The Renault-Nissan (PA:RENA) (T:7201) alliance pledged on Friday to double savings from closer integration to 10 billion euros ($11.9 billion) by 2022, thanks in part to increasing cooperation with recently acquired Mitsubishi Motors (T:7211).
Alliance Chairman Carlos Ghosn has pledged to step up the pace of integration after Nissan took a controlling stake in Mitsubishi last year. The 18-year-old Renault-Nissan pairing has only recently begun rolling out cars on common architectures.
Combined sales volumes are expected to rise to 14 million vehicles by 2022 from 10.5 million expected this year, with revenue advancing by a third to $240 billion, the alliance said in a statement.
By Laurence Frost and Gilles Guillaume
Bain Capital, now in the lead to buy Toshiba Corp’s prized memory chip unit, said on Friday it has brought in Dell Inc and other tech firms as new members of its consortium to bolster its bid.
Toshiba said this week it has agreed to focus on selling the world’s No. 2 NAND producer to a group led by Bain and South Korean chipmaker SK Hynix Inc but it did not rule out a deal with other suitors including Western Digital (NASDAQ:WDC).
Sources have said that the Bain group also included Apple Inc (NASDAQ:AAPL) and the offer was worth 2.4 trillion yen ($22 billion), including a 200 billion yen investment in infrastructure.
The Bank of England might need to raise interest rates in the coming months, according to the rate-setter who was previously most strongly in favour of keeping borrowing costs at their record low.
The comments from Gertjan Vlieghe on Friday came a day after the BoE said a majority of its nine policymakers believed a rate hike in the coming months was likely, if inflation pressure continued to build in the economy.
Investors took the comments from Vlieghe – who as recently as July warned against a premature rate hike – as a sign that the BoE was moving as a whole towards its first increase in borrowing costs in more than a decade.
Sterling, which jumped on the BoE’s announcement, climbed further after Vlieghe’s comments on Friday, hitting $1.35 for the first time in 14 months.
Yields on two-year British government bonds hit their highest level since last year’s Brexit vote.
By David Milliken
The dollar slipped lower against other major currencies on Friday, as markets awaited the release of additional U.S. economic reports due later in the day and as geopolitical tensions re-emerged following a new missile test by North Korea.
USD/JPY was up 0.48% at 110.78, while USD/CHF fell 0.19% to trade at 0.9610.

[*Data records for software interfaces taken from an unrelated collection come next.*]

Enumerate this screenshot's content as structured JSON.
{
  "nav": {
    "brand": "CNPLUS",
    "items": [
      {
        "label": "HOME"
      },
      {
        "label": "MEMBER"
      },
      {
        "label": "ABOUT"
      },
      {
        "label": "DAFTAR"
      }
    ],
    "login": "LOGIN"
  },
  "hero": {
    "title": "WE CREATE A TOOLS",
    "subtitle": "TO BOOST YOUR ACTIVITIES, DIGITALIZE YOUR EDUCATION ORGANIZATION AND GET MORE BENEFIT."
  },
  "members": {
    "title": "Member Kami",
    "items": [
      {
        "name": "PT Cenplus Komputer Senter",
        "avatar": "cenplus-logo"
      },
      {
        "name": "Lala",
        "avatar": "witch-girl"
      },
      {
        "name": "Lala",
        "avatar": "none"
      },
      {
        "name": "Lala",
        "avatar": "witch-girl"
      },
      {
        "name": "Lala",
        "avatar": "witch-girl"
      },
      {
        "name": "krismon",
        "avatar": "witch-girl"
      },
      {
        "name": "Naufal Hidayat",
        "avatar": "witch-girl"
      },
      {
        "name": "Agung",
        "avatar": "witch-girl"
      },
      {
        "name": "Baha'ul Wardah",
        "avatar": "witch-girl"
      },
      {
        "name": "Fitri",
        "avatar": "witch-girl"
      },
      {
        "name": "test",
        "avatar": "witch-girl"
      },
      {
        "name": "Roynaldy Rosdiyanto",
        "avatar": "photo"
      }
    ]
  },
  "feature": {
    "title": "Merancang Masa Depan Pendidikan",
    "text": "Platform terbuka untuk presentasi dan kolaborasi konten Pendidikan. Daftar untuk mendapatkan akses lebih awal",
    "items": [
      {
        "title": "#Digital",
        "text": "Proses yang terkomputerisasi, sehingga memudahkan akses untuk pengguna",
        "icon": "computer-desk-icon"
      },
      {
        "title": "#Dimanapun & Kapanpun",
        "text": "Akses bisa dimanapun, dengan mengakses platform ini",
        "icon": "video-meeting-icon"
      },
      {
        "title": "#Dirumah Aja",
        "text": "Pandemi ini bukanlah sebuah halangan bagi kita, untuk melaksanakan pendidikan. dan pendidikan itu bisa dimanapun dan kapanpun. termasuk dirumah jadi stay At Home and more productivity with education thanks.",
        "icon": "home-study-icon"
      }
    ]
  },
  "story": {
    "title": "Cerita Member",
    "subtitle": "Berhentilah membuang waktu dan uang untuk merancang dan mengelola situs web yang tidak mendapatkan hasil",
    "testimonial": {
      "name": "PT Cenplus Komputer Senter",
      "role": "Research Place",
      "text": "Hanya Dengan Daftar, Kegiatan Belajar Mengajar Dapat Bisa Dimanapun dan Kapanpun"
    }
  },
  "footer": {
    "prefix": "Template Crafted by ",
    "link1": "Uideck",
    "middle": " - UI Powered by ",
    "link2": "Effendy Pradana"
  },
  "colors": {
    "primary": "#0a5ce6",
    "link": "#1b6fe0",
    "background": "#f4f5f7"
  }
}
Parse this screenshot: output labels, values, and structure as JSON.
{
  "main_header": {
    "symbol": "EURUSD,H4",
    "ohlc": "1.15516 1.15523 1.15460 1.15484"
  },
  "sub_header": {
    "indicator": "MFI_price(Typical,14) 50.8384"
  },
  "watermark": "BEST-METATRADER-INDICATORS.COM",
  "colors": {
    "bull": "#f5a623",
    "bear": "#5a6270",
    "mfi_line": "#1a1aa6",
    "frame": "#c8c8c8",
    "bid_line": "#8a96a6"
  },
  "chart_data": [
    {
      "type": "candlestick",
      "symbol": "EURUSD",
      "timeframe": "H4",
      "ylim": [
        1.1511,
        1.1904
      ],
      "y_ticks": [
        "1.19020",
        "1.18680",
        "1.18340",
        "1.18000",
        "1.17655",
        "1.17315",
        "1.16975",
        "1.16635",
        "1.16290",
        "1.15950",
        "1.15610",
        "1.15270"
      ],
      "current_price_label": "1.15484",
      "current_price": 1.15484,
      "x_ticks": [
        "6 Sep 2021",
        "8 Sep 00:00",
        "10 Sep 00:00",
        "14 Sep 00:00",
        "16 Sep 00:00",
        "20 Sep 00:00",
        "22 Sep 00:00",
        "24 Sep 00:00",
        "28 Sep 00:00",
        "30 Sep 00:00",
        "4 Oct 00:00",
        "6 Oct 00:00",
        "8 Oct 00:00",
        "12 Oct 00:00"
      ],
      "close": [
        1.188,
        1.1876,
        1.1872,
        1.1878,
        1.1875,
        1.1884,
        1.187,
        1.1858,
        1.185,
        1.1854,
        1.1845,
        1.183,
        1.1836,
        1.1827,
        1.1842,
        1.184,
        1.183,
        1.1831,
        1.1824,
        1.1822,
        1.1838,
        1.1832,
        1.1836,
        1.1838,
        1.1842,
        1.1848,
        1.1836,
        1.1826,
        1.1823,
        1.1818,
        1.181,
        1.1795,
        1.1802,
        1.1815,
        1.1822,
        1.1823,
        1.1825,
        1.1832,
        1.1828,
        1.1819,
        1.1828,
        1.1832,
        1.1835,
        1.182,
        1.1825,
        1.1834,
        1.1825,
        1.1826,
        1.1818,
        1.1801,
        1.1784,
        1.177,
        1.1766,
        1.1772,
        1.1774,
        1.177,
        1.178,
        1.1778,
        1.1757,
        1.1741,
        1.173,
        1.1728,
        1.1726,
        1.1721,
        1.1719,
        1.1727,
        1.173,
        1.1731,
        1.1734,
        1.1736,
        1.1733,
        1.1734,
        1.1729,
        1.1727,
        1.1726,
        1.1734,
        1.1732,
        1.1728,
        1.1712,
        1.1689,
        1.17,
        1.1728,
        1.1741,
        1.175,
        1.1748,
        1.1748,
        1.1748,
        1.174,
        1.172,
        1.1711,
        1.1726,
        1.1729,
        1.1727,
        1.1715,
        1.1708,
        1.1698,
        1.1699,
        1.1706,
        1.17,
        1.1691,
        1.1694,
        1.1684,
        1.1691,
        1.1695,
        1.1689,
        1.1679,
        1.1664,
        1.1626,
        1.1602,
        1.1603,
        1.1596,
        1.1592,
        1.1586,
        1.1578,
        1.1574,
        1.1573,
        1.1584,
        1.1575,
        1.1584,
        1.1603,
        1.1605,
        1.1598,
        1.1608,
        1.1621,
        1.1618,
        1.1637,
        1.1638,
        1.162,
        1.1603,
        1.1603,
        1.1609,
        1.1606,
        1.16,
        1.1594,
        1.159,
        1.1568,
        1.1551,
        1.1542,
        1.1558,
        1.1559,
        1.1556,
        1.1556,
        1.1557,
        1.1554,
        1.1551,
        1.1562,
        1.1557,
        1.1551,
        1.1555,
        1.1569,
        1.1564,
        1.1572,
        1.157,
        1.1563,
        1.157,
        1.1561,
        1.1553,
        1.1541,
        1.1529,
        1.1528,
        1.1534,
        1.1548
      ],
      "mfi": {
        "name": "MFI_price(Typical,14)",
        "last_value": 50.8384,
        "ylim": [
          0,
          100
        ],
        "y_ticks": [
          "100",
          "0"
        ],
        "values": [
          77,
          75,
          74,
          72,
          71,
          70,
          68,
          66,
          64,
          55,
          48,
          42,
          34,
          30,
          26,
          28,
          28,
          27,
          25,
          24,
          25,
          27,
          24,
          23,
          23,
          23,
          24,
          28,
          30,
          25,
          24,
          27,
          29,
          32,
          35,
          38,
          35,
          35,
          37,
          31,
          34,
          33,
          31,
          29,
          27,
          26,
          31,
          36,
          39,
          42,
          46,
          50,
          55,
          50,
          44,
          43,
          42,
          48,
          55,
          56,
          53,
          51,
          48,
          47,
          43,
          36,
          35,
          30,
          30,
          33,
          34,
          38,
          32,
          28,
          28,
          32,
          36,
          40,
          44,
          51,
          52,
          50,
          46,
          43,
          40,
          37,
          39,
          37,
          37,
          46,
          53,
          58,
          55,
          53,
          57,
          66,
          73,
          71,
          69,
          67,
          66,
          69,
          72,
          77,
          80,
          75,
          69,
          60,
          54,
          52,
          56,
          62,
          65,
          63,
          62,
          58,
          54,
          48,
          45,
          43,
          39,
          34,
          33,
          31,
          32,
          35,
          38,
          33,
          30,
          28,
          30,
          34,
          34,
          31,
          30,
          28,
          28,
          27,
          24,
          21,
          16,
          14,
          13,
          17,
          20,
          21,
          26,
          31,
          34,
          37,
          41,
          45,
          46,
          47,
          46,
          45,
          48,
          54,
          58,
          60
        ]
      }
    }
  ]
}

The yen hit a seven-week high against the dollar late Thursday, following news North Korea fired a missile over Japan into the Pacific Ocean. It was the peninsula’s second missile launch over Japanese territory in just over two weeks.
Japan reacted by saying that Pyongyang has “no bright future” and called for an emergency meeting of the U.N. security council.